Website and app data records:
************

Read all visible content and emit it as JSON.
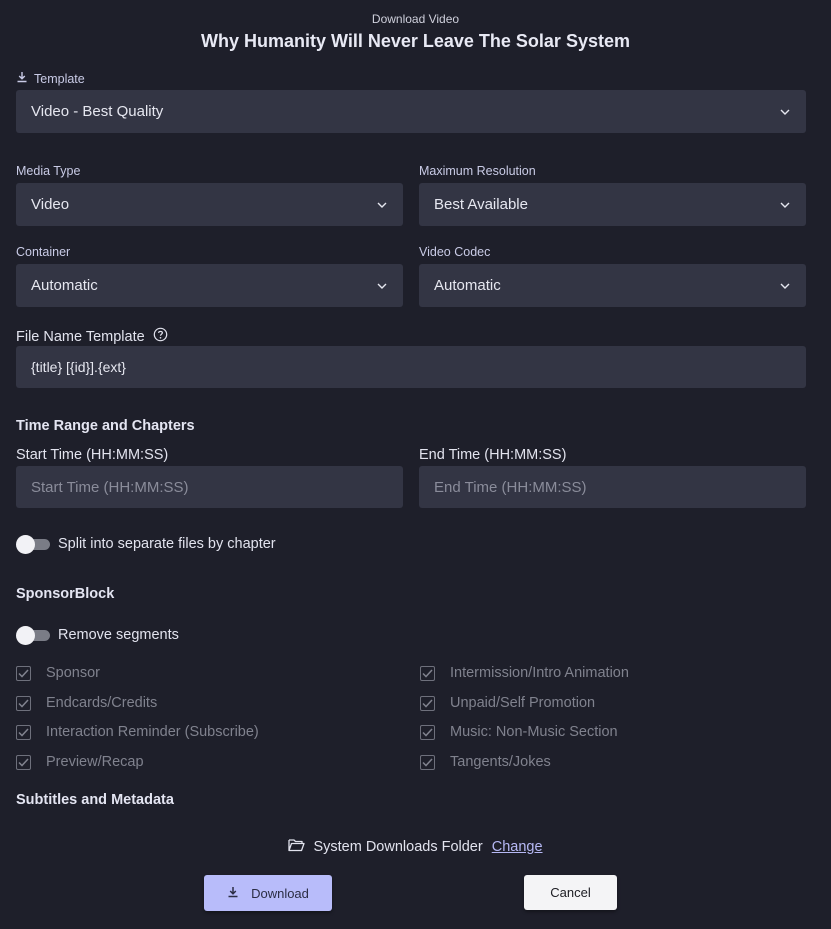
{
  "header": {
    "subtitle": "Download Video",
    "title": "Why Humanity Will Never Leave The Solar System"
  },
  "template": {
    "label": "Template",
    "value": "Video - Best Quality"
  },
  "media_type": {
    "label": "Media Type",
    "value": "Video"
  },
  "max_resolution": {
    "label": "Maximum Resolution",
    "value": "Best Available"
  },
  "container": {
    "label": "Container",
    "value": "Automatic"
  },
  "video_codec": {
    "label": "Video Codec",
    "value": "Automatic"
  },
  "file_name_template": {
    "label": "File Name Template",
    "value": "{title} [{id}].{ext}"
  },
  "time_range": {
    "title": "Time Range and Chapters",
    "start_label": "Start Time (HH:MM:SS)",
    "start_placeholder": "Start Time (HH:MM:SS)",
    "end_label": "End Time (HH:MM:SS)",
    "end_placeholder": "End Time (HH:MM:SS)",
    "split_label": "Split into separate files by chapter"
  },
  "sponsorblock": {
    "title": "SponsorBlock",
    "remove_label": "Remove segments",
    "left": [
      "Sponsor",
      "Endcards/Credits",
      "Interaction Reminder (Subscribe)",
      "Preview/Recap"
    ],
    "right": [
      "Intermission/Intro Animation",
      "Unpaid/Self Promotion",
      "Music: Non-Music Section",
      "Tangents/Jokes"
    ]
  },
  "subtitles": {
    "title": "Subtitles and Metadata"
  },
  "footer": {
    "folder_text": "System Downloads Folder",
    "change_label": "Change",
    "download_label": "Download",
    "cancel_label": "Cancel"
  },
  "colors": {
    "background": "#1e1f2a",
    "field": "#333544",
    "accent": "#b8bcfa"
  }
}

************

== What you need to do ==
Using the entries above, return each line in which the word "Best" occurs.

== Output for this task ==
    "value": "Video - Best Quality"
    "value": "Best Available"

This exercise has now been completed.